You can contact these gallery stores directly and see what they still have in stock. They will ship to you if you buy something. If you prefer, you can also email me, as I keep fairly current on what is “unsold.”
- – - – - – - – - – - – - – - – - – - – - – - – - – - – - – - – - – - – - – - – - – - – - – -
Background: My Cane Making Story:
I enjoy sculpting walking canes. Some folks call them Folk-Art Canes, while others call them Artisan Canes, some call them Carved Canes, while others call them Walking Sticks. There is quite a bit of argument about whether something should be called Sculpture or Carving. They could be considered Functional-Art, which is the type of work that I am usually drawn to. No matter what these canes are called, they seem to bring joy to the owners, and I have been asked to make quite a few of them in the past 5-6 years.
I started making canes on the request of a nice married couple I met on a church-building short-term mission trip to Mexico City in the early 1990’s. Several years after our trip, their son-in-law was diagnosed with bone cancer, and so they wanted to get him a specially made cane that he would enjoy using. They had heard from others that I had quit my corporate office job and started doing woodworking full-time. So, they contacted me to make his cane.
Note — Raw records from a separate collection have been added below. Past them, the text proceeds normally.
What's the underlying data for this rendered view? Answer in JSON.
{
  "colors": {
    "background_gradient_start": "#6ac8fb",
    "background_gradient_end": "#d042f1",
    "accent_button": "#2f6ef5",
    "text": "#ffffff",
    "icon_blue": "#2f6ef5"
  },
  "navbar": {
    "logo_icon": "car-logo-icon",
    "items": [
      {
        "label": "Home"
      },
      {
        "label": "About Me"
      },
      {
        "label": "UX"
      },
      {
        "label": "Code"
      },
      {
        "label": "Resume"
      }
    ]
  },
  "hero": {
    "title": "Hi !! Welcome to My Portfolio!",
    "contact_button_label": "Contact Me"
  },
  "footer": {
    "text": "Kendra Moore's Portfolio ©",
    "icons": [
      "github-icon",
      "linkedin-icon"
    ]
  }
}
Sadly, I also built him a casket, another first for me, about a year later
Since the time I did that first Cane for Bryan, I have enjoyed the work on the canes that I have been able to make, but more importantly, the people that I have been able to meet and help along the journey. I do make a bunch of unique items and furniture, but without a doubt, I receive more correspondence and thank-you cards from cane customers than any of the other items I make, combined. So, they are fun for me to build, and I look forward to each new person and situation.
To keep a handle on all of the memories, I engrave a small serial number on each brass cane tip, and then I keep a detailed database log of each cane, customer, and situation. The list always brings me warm memories each time I scan it and remember the folks that have supported my work over the years, and vice versa.
Still Want to See more of my work?
Start with each of these links, and they will take you to other organized lists of my other niche products:
(This text, all photos, project design, are protected by copyright 2007-2011, M.A.DeCou, all rights reserved and protected, ask permission first! Weblinks to this page are permitted)
-- Mark DeCou - American Contemporary Craft Artisan - www.decoustudio.com